Go slowly at the start. Learn how your body responds to the tremors. Shaking 3 times a week is a strong practice, probably no more than 10 to 15 minutes shaking after the exercises if you are new to TRE.

You can gradually build up as you feel more confident – longer periods of shaking and more often. Some people shake every day for many weeks, some people find it works fine for them just once a week or after a stressful event.

TRE is self regulating tool. Experiment to find the dose and pace that works for you.

Most people can learn the framework and skills in one or two sessions or groups. To develop a strong practice we find it is beneficial to attend a course of 6 or more sessions or groups. The extra support in facilitated sessions or groups helps to really develop skill and confidence when interacting with the tremors.


We recommend using the whole sequence the first 10 times you do TRE self practice. The sequence is very robust and has been road tested on hundreds of thousands of people. It will gently and safely lead you in to the tremors.

The sequence of exercises helps ground you in your body as well as tiring out pelvic muscles so they can start shaking.

The exercises are a tool to help you shake. The shaking is the magic part of TRE where self healing occurs. Overtime you will learn to let go and allow the tremors with out needing all the exercises. For many experienced shakers it is enough to lie down and do the floor exercises to initiate the tremors.

You may even notice times in the day (after running for the bus?) where you could let your self shake and discharge some tension. Play with the shakes, its your body!


Sometimes when after we shake the sensations in our bodies can feel more intense. This can be scary. Often the answer is to shake again, but halve the amount of time you actually tremor. Most people who feel worse initially on doing TRE, probably dived in too deep, too quick. Slowly is the best way of working with trauma, work in small manageable chunks.

Use a timer to help you regulate. Even 5 minutes can be a long time when you are learning or if you have been in a really difficult space. For some people even 1 minute might be enough.

If anything feels as though it is going too quick, or you feel as though you are dreamy and floaty and ungrounded, stop tremoring. Put the brakes on by letting you legs go flat and roll on to your side.


TRE is simple and powerful. For some people not talking, just shaking, coming into their body and working on their own is a life changing. These limits can also be hard for some people; they may benefit from finding a community, social justice, appropriate medication, ongoing one to one talking therapeutic support. In these cases TRE work best as part of a package of care.

No one knows how to treat trauma successfully for all clients. We do not claim TRE is cure for all people, nothing works all the time for everybody, this is the same for any intervention. Treating trauma is complex and evidence is unclear. TRE has some limited research, very good theory, lots of anecdotal evidence and passionate advocates.

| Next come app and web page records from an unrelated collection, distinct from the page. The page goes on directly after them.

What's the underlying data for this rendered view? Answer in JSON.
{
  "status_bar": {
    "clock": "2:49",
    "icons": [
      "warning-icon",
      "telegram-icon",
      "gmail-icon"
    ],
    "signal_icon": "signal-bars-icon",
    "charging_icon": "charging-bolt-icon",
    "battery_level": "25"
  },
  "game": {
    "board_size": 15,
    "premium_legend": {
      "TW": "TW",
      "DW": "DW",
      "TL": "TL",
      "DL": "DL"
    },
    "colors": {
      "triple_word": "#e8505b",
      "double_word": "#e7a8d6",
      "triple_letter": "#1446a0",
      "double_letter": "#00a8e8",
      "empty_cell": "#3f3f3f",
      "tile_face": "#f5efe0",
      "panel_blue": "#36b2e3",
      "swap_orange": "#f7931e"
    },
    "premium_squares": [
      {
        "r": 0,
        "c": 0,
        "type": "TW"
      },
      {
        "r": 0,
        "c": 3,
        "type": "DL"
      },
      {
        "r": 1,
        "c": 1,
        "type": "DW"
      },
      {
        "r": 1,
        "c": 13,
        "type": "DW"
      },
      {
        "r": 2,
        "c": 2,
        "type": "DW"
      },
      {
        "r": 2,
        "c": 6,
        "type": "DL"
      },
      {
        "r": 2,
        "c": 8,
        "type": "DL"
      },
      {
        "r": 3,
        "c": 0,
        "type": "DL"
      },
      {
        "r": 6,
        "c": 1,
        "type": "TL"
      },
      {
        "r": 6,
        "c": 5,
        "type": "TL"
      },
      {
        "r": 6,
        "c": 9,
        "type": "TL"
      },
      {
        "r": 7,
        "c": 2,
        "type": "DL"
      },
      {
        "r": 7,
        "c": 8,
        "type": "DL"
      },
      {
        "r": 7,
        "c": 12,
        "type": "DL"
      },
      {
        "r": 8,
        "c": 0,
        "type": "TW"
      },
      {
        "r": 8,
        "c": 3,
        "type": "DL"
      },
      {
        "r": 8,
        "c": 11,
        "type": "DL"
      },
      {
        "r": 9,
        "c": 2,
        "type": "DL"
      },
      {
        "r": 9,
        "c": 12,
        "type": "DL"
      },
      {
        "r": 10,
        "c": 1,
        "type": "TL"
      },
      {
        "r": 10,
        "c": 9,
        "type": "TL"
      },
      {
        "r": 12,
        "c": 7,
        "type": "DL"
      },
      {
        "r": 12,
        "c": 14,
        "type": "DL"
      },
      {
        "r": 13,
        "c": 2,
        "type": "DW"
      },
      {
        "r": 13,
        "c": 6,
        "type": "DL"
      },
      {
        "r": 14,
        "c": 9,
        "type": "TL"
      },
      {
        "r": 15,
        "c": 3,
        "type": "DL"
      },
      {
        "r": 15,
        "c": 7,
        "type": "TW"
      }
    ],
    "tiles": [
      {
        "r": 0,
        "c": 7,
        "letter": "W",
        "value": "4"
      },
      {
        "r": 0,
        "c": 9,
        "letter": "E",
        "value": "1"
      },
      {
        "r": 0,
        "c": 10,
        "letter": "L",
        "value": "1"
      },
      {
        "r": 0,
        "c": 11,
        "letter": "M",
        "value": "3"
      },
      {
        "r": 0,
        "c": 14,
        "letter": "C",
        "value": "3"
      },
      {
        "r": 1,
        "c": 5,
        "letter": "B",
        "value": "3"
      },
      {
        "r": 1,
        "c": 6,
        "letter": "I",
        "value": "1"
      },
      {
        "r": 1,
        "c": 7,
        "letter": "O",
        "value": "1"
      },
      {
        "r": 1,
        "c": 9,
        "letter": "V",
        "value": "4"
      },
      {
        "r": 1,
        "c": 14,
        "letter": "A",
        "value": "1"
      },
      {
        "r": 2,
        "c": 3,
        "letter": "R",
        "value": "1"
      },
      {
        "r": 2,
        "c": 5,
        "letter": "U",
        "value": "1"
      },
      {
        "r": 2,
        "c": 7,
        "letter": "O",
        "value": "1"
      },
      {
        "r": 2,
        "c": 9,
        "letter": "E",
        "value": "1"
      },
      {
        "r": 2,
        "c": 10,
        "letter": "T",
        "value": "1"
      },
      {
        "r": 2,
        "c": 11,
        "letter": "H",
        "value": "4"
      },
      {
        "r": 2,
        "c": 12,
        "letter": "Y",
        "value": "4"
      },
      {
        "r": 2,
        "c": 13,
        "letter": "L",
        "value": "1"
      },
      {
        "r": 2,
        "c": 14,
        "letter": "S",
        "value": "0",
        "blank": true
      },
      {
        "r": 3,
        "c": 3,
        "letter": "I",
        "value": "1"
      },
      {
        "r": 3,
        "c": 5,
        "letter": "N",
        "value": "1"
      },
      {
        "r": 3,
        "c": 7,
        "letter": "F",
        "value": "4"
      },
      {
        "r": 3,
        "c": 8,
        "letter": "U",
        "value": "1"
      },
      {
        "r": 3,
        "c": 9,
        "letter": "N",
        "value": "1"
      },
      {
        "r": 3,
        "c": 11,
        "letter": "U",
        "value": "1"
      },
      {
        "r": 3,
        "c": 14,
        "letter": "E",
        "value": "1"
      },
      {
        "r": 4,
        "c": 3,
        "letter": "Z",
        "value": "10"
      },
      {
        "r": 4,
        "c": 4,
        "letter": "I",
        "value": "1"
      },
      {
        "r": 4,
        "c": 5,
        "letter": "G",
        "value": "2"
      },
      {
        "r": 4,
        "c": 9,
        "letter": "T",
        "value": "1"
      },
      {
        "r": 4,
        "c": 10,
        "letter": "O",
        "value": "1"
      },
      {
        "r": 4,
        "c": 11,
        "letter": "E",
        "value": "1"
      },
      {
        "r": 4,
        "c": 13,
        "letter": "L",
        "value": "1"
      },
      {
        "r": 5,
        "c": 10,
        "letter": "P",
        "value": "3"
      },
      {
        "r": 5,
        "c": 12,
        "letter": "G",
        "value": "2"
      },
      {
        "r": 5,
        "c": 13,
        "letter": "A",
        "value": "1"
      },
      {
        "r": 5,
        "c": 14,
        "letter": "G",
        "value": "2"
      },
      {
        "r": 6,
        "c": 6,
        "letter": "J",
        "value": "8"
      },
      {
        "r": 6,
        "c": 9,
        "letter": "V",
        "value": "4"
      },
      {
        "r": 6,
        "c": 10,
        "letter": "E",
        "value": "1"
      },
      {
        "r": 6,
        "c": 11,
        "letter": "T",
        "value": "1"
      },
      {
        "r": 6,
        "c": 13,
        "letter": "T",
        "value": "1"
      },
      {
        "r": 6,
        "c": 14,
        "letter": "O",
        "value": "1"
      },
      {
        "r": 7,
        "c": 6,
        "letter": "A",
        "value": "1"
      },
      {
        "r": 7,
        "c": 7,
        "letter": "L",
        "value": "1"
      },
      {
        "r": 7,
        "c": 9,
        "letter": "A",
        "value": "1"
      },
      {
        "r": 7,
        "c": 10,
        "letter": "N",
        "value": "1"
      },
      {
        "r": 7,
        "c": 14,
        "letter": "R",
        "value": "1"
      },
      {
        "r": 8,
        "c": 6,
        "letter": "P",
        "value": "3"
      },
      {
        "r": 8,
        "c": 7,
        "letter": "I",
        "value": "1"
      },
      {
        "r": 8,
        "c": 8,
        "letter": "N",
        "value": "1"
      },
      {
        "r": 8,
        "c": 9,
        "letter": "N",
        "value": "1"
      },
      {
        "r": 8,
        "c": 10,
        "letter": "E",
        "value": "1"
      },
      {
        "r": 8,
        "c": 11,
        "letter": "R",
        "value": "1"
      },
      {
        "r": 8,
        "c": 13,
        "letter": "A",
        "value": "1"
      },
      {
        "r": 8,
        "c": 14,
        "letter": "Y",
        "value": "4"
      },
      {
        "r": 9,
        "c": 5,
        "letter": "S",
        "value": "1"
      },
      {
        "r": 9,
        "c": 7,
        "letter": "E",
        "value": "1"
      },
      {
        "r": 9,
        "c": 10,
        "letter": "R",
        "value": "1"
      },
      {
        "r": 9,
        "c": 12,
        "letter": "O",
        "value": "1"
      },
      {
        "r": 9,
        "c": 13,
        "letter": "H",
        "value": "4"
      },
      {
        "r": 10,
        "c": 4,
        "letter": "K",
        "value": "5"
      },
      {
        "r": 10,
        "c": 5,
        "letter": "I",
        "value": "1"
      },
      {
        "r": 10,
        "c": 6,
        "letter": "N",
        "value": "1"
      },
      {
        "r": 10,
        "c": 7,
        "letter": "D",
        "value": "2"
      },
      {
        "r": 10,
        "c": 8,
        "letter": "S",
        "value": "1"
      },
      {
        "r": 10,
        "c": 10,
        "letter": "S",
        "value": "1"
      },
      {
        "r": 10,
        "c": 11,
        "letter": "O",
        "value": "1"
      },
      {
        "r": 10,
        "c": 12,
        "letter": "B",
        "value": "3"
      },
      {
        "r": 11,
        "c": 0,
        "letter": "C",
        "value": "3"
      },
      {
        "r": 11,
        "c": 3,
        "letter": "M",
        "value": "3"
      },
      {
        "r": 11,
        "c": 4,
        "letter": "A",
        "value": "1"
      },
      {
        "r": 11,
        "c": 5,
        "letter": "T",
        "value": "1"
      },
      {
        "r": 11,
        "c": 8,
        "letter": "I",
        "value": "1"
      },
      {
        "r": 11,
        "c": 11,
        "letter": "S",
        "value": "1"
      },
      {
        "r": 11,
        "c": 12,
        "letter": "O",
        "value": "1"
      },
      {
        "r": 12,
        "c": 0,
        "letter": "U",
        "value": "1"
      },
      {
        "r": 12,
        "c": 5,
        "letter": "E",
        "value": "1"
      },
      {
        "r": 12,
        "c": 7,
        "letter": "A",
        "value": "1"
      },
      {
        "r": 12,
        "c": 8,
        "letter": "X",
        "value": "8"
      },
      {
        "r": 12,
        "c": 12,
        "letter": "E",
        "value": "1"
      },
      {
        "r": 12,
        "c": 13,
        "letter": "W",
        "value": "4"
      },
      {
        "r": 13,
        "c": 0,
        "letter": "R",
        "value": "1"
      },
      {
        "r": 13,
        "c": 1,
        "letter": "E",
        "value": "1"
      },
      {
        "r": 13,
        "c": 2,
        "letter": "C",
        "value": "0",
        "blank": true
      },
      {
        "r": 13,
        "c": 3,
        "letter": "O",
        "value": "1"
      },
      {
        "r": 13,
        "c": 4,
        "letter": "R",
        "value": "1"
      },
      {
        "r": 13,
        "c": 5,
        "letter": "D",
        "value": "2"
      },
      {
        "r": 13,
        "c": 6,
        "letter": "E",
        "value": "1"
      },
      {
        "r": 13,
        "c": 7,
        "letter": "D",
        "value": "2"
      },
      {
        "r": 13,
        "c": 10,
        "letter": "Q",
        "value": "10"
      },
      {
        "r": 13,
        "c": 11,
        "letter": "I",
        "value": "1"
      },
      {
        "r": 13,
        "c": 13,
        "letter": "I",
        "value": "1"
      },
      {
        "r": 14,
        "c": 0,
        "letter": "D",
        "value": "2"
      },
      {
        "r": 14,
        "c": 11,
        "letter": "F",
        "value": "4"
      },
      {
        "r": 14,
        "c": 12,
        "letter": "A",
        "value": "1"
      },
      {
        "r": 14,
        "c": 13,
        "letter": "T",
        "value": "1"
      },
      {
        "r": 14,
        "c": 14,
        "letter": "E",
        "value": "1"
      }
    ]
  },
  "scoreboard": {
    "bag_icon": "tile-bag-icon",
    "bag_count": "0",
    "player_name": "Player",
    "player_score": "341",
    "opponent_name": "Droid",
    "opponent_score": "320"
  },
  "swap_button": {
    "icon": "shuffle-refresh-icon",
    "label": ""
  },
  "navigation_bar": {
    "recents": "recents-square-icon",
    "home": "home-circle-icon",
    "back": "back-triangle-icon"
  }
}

Current trends in western medicine of working with trauma are based on finding better medications to dampen down body responses (eg beta blockers and anti-psychotics etc) or CBT as the gold standard therapeutic intervention. The evidence base for CBT is mixed at best. Most trauma theorists are focused on some form of graded exposure to intense sensations and teaching emotional regulation. The better ones appreciate emotions emerge from the body.

There is excellent theory and very good developing evidence about changing body reflexes – the core of the TRE model – and a number of exciting modalities trying to find the best ways of down-regulating over protective reflexes (eg EMDR, Mindfulness Based Stress Reduction MBSR). The goal is changing the body in the first instance; not starting with the mind and focusing on cognitive understanding and tools.

Some of the talking treatments that have been researched – eg brief intervention therapies and talking treatments (famously research on talking treatments post 9-11 in USA was not supportive) – do not come out very well at all in some long term studies. It is hard working with trauma, particularly if people are dissociated. Dissociation is massively under appreciated in the most therapeutic approaches.

The best metaphor for how TRE works is probably not releasing tension, rather, ‘waking your body up’. It is often more effective to frame shaking as a process that safely generates new feelings of connection that are inherently anti dissociative.